***** EXCERPTED RECORDS

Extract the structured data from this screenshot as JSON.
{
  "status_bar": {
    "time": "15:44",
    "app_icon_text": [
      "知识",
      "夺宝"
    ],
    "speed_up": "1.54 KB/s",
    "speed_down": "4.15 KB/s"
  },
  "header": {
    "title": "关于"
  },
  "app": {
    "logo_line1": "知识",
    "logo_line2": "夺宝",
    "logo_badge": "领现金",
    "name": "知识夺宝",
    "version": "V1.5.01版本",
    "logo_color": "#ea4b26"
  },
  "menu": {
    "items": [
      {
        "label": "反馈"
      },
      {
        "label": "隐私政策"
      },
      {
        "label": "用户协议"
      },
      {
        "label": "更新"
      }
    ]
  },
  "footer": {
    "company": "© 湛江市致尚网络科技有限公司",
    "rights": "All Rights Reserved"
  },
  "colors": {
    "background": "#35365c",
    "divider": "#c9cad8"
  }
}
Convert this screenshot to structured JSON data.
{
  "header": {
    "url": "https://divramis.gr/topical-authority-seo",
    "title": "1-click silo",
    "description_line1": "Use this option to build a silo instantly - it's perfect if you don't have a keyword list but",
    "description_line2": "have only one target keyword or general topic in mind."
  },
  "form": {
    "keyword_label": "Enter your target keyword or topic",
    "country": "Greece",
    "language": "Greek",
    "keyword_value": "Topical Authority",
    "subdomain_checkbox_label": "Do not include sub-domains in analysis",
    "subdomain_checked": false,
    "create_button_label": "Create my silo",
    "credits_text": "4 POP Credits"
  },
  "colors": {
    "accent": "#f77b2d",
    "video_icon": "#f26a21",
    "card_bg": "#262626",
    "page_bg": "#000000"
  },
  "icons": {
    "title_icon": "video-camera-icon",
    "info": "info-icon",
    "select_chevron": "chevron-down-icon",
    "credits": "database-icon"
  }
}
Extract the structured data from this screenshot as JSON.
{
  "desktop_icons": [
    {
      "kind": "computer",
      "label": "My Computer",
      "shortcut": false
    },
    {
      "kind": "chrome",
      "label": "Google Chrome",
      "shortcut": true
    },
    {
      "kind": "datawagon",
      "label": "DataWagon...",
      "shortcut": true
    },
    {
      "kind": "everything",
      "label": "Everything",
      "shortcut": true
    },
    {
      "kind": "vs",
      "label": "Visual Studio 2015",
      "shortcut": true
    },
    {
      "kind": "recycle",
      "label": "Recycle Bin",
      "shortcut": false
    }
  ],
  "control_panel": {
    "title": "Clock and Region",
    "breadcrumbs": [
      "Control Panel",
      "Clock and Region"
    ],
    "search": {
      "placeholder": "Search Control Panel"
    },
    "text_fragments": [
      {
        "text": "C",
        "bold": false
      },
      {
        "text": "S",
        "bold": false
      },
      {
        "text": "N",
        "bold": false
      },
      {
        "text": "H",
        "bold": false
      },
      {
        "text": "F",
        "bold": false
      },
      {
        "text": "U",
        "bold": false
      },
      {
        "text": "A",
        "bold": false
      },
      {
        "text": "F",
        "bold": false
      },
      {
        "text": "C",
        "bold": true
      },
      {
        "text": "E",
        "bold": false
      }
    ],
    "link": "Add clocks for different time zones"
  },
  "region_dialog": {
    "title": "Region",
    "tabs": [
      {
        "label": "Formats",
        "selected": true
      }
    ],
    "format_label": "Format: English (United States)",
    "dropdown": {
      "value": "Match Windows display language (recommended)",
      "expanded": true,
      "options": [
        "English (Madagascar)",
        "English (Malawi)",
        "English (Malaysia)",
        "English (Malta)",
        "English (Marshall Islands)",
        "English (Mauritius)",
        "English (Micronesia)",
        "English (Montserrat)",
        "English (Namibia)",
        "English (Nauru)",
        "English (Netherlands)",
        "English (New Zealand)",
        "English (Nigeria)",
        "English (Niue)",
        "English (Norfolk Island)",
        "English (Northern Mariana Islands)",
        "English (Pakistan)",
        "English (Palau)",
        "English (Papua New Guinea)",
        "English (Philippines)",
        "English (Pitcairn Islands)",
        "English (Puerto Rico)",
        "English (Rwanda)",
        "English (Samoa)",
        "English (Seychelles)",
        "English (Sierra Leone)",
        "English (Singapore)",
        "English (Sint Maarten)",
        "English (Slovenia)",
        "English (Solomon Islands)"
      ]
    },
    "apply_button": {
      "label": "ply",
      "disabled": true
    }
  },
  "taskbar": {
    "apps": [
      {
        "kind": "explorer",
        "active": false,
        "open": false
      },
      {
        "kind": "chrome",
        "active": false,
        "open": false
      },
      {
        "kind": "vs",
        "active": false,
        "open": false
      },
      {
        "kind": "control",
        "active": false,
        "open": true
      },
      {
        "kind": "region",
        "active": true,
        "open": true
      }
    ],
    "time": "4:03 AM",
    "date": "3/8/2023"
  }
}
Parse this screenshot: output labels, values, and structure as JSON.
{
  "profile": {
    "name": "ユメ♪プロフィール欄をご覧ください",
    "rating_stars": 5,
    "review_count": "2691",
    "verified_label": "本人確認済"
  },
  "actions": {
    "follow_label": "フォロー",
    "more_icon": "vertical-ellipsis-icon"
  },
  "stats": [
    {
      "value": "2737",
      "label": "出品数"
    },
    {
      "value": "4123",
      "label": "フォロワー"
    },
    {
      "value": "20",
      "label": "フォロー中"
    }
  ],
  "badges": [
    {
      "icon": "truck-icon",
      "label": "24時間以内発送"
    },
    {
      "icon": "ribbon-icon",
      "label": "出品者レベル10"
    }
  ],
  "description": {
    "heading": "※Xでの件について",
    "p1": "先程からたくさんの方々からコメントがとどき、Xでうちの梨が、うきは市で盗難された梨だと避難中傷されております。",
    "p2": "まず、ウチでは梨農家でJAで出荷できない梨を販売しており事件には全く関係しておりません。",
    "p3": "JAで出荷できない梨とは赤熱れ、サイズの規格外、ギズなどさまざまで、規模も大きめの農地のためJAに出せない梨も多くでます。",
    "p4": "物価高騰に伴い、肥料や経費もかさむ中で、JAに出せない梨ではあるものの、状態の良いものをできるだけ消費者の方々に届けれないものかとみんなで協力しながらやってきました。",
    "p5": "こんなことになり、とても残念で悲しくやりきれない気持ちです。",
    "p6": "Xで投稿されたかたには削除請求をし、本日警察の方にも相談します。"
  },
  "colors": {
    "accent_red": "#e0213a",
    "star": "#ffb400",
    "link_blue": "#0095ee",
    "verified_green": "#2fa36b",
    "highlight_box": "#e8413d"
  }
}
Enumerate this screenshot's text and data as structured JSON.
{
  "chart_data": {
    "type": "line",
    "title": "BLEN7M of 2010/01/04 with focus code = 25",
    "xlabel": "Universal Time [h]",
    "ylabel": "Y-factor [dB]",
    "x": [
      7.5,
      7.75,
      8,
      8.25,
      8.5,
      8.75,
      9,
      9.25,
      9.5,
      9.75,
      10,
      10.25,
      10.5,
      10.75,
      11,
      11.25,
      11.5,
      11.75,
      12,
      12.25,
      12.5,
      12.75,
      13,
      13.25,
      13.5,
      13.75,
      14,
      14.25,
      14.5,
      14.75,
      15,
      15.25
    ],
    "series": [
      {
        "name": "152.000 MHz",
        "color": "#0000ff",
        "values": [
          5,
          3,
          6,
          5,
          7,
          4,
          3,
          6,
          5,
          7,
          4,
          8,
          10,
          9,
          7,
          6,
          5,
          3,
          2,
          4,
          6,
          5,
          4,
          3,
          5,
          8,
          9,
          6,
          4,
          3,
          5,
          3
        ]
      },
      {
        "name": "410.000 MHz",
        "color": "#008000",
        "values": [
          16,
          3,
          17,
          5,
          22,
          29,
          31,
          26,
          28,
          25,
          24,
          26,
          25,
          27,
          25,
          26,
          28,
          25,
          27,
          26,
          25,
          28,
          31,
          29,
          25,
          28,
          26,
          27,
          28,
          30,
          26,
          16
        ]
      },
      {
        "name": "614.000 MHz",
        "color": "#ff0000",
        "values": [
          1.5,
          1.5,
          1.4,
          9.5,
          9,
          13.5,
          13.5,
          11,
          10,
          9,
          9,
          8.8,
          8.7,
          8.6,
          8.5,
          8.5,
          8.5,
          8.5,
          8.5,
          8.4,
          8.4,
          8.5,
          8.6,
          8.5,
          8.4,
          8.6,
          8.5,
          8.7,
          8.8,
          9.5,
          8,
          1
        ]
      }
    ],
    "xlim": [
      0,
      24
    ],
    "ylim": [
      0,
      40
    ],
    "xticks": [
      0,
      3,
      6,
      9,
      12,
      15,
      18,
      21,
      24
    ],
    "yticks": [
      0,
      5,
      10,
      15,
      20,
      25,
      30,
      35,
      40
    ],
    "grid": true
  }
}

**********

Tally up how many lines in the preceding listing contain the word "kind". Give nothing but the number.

■ **RESPONSE FOR THIS EXERCISE**: 11